A collect shipment passes freight charges on to the recipient, rather than making them the responsibility of the sender. Such shipments are often sent under what are known as freight on board (FOB) terms, where the seller agrees to pay costs to move shipments to a port and onto a vessel, but the buyer is responsible for everything else. The terms of shipment are typically outlined in sale agreements and contracts to make sure every party is aware of expectations. In the event of a dispute, this documentation can help resolve the problem.
Under the terms of a collect shipment, the seller or agent is responsible for packaging cargo responsibly, in sturdy containers that will stand up to shipping, and transporting it to a shipping firm or arranging for pickup. For large shipments measured in container loads, usually the firm requires transport to a port or freight yard. A small package from a business to a customer, on the other hand, could be picked up by a driver on a delivery route.
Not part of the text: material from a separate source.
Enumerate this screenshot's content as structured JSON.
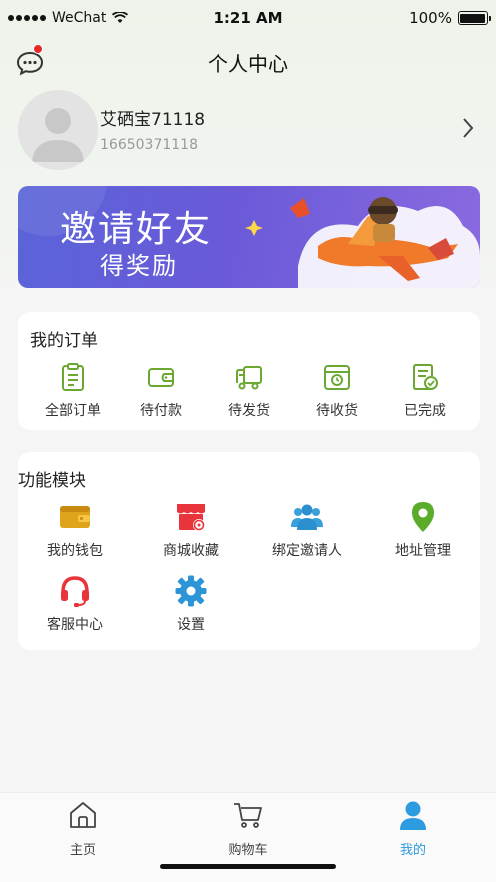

The seller assumes the costs associated with getting the collect shipment to the shipping firm, and loading it on board, if applicable. At this point, all expenses become the responsibility of the buyer. These include the flat costs associated with shipping as well as any extra payments for insurance, taxes, duties, and various other fees that may arise. Sellers may provide buyers with estimates on these costs, or information about how to get them from the shipping company, so they know what to expect.
Terminology used in shipping is not internationally consistent. Firms may not refer to "collect shipments," instead using terms such as "freight collection" or others. Buyers and agents who are not sure about their responsibilities can request clarification and a detailed discussion of the terms being used. This allows them to determine which costs they will be liable for, so they can prepare, or negotiate, if necessary. A buyer might, for instance, ask that a seller cover shipping costs as part of a negotiation.
Once goods are delivered to the buyer and appear to be in order, the shipping firm’s net billing terms start to apply to the collect shipment. The customer has a set period of time, like 30 days, to pay the bill. If there is a problem, the buyer needs to dispute the bill and provide documentation to resolve the issue. This may include proof that a collect shipment arrived damaged or late, supporting a claim that the bill is unreasonable.